───── Data for analysis ─────
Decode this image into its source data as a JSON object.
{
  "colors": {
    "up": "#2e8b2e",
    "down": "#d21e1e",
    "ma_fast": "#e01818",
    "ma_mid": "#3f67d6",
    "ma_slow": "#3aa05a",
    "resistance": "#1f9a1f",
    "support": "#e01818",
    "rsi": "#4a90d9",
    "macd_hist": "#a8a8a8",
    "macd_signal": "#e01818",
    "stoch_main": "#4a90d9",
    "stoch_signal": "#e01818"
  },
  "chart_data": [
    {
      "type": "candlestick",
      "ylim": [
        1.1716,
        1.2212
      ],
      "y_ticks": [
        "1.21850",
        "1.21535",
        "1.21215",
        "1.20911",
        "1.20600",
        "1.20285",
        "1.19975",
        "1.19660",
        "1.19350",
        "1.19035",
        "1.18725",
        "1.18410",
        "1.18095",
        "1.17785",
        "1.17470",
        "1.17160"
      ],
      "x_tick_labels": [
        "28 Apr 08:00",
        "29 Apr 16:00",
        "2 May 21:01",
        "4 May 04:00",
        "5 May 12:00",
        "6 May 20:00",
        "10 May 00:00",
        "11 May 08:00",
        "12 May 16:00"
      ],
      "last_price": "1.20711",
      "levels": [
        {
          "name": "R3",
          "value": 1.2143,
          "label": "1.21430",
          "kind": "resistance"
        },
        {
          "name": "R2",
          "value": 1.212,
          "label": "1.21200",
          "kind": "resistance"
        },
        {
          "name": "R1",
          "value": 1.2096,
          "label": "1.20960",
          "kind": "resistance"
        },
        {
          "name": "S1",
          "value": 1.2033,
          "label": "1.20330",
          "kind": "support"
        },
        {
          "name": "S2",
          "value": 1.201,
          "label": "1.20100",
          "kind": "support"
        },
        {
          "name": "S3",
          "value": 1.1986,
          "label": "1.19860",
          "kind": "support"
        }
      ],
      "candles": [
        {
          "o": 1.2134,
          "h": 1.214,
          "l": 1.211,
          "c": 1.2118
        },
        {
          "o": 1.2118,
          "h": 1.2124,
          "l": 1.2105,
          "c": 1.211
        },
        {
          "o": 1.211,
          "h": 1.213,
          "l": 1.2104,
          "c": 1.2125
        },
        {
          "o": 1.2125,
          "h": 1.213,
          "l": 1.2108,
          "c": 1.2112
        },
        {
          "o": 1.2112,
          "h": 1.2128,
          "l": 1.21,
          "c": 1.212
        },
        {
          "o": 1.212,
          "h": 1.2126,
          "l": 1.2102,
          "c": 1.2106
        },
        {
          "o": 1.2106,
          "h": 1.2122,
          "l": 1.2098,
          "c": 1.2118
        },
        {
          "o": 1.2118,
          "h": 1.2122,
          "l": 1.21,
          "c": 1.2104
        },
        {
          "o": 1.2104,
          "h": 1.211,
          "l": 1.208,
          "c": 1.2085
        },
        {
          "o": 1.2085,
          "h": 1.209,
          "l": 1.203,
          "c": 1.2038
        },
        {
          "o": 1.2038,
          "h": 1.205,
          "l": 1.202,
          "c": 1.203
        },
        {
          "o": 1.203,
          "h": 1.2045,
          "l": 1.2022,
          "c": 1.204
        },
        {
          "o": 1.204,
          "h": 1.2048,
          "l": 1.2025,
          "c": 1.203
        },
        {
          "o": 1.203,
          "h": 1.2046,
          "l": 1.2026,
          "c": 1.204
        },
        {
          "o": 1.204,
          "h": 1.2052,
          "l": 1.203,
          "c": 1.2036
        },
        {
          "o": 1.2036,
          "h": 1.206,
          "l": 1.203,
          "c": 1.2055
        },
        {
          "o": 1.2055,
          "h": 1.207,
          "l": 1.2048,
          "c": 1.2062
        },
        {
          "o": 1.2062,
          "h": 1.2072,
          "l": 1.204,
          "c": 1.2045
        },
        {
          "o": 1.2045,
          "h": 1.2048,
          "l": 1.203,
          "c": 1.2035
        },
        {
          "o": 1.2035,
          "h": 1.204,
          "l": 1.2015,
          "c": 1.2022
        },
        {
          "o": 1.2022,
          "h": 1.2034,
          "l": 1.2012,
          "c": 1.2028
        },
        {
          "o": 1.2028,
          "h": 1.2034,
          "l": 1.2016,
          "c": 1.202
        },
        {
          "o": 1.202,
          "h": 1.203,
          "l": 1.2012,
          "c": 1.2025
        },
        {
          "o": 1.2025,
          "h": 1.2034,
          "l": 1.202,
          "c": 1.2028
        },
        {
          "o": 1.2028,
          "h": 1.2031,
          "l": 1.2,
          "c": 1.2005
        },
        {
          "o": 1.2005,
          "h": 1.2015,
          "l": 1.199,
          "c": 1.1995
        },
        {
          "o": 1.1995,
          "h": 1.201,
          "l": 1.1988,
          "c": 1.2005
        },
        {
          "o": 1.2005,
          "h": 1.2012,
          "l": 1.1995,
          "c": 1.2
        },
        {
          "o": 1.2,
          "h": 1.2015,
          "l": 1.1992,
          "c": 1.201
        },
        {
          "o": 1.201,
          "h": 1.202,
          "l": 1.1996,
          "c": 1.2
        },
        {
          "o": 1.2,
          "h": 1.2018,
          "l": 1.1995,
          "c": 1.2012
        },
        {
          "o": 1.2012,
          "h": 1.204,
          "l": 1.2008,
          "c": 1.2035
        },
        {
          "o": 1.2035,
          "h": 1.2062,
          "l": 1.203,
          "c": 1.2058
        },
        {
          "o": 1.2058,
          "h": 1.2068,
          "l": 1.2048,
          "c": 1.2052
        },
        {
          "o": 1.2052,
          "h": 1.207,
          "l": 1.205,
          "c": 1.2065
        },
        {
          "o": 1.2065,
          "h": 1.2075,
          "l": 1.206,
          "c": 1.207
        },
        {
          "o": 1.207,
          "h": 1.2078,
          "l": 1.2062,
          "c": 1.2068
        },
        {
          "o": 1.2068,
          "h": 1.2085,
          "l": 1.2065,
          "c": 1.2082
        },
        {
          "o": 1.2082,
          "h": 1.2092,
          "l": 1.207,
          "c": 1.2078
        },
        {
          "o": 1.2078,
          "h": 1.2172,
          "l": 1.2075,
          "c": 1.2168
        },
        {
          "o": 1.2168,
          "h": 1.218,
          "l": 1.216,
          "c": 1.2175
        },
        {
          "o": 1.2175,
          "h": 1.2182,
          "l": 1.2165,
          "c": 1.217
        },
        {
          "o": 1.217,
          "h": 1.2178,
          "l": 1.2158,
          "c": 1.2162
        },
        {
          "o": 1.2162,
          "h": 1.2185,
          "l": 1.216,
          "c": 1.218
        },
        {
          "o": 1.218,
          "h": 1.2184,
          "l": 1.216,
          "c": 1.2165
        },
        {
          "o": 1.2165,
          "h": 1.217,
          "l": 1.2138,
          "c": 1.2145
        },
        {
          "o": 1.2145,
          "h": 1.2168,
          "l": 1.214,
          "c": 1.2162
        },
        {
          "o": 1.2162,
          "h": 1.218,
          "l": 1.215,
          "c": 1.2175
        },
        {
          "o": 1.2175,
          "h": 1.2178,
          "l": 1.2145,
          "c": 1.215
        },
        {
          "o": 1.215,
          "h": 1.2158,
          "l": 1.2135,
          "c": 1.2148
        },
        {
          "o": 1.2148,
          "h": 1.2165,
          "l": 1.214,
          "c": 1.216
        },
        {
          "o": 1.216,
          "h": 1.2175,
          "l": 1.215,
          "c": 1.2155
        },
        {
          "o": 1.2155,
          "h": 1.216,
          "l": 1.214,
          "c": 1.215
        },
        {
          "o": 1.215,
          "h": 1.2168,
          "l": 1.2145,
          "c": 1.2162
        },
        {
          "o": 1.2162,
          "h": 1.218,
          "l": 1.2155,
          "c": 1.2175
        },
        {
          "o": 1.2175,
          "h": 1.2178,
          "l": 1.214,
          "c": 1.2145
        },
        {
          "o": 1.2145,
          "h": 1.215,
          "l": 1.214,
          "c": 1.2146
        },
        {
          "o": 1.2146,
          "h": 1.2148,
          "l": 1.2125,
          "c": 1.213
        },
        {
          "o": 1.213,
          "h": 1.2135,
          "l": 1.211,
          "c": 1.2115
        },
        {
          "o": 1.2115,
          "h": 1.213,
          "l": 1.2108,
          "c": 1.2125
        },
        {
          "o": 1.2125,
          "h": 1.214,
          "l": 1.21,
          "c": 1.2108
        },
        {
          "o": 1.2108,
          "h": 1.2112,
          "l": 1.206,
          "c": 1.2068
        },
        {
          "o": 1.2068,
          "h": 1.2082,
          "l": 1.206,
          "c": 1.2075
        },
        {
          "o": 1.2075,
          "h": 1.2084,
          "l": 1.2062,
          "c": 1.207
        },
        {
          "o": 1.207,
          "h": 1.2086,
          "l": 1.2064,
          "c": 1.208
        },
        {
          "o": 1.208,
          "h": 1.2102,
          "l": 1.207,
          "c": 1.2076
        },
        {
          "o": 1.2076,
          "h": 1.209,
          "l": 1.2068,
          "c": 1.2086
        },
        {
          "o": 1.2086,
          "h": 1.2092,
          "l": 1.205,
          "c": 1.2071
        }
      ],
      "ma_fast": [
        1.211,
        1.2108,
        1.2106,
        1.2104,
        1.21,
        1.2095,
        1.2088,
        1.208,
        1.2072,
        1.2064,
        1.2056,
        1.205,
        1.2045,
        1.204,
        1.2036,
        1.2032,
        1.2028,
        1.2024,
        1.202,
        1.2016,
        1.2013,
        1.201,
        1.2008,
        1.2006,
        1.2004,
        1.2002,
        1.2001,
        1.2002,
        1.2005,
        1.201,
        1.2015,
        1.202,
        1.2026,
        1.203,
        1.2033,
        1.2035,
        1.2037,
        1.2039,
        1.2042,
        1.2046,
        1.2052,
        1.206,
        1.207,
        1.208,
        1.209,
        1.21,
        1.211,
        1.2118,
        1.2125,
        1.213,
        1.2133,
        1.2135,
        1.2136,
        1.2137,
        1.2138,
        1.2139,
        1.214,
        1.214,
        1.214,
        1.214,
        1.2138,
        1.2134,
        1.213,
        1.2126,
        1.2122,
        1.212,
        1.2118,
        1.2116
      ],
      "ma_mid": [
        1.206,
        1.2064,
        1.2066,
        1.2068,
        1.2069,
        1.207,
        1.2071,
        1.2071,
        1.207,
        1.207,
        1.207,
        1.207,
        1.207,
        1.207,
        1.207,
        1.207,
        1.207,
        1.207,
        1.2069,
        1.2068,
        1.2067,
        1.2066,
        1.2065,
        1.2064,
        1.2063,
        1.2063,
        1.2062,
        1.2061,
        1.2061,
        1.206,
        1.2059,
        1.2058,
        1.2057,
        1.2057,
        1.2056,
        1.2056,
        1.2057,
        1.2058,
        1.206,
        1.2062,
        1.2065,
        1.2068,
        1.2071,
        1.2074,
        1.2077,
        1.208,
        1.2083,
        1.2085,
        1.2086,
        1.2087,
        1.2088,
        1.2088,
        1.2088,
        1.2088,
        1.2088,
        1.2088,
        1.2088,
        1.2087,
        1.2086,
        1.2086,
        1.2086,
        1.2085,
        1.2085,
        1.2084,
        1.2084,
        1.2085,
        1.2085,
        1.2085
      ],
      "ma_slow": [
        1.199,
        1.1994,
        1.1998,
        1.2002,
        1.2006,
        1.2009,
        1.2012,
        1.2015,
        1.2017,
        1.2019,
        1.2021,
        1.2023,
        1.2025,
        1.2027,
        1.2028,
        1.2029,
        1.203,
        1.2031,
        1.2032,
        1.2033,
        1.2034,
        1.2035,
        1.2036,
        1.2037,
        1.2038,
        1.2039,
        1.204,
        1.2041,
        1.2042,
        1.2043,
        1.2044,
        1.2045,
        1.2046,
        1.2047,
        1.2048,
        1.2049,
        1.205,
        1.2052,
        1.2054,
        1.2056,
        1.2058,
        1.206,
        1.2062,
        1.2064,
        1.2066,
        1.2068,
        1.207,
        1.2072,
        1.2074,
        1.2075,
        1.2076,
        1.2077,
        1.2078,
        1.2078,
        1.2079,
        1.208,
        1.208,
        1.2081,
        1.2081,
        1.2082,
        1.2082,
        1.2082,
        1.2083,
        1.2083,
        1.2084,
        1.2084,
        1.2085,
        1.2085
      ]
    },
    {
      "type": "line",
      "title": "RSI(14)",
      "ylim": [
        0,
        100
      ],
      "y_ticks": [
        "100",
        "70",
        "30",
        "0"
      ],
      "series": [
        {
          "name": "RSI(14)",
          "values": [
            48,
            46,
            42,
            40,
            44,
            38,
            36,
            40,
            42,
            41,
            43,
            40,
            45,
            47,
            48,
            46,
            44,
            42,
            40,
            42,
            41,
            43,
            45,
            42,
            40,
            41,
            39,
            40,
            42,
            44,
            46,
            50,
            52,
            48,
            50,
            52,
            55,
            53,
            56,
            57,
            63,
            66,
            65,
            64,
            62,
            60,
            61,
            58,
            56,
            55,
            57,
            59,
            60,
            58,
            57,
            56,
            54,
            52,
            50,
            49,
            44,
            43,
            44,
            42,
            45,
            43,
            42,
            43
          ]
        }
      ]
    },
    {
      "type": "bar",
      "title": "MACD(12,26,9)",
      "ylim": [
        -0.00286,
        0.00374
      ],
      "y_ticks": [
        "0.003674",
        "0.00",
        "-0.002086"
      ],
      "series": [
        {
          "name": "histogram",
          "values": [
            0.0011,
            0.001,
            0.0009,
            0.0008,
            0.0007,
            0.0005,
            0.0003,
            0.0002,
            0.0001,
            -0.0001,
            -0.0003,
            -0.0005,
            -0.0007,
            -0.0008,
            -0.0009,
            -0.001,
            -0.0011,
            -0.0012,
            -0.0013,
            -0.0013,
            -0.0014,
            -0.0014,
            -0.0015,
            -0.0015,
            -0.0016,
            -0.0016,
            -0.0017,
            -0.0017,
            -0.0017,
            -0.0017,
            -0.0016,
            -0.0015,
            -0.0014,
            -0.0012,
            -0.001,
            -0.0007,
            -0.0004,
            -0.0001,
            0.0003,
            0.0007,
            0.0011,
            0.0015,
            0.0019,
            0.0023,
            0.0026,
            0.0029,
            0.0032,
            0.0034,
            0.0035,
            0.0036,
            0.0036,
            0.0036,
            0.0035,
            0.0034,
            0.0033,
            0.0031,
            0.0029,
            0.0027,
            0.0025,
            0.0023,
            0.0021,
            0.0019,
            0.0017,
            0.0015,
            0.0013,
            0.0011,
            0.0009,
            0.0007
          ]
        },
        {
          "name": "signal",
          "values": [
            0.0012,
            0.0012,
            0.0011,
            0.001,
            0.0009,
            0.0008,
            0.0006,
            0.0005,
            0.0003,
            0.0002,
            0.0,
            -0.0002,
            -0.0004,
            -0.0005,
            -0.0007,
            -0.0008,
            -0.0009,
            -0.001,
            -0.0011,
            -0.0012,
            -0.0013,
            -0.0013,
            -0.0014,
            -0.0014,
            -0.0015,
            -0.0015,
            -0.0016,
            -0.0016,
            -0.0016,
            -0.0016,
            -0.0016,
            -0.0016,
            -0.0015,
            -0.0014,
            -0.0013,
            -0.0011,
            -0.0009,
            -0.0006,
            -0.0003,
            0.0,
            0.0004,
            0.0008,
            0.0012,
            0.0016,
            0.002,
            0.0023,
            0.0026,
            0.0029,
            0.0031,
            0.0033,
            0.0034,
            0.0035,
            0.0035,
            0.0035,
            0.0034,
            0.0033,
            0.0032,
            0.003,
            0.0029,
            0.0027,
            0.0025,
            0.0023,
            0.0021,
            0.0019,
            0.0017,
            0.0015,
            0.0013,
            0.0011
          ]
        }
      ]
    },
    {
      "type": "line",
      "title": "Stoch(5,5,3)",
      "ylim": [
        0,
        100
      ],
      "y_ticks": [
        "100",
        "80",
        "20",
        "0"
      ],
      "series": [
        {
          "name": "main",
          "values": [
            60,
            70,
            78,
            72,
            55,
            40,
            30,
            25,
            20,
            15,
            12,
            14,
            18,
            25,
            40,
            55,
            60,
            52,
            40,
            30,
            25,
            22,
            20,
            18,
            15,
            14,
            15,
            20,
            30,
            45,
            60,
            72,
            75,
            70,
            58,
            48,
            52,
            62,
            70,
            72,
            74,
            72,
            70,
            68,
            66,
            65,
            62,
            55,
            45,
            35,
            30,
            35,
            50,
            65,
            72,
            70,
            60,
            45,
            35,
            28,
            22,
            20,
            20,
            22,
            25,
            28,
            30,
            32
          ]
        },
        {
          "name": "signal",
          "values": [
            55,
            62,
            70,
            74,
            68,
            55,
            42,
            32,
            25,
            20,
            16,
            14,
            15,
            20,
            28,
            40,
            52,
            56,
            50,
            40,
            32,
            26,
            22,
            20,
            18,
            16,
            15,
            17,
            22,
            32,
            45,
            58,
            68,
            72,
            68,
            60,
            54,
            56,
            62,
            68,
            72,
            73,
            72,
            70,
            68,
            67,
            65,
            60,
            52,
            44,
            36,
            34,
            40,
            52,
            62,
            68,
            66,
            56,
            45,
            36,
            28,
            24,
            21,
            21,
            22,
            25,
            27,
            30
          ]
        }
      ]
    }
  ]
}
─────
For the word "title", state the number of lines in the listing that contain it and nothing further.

> Completed task: 3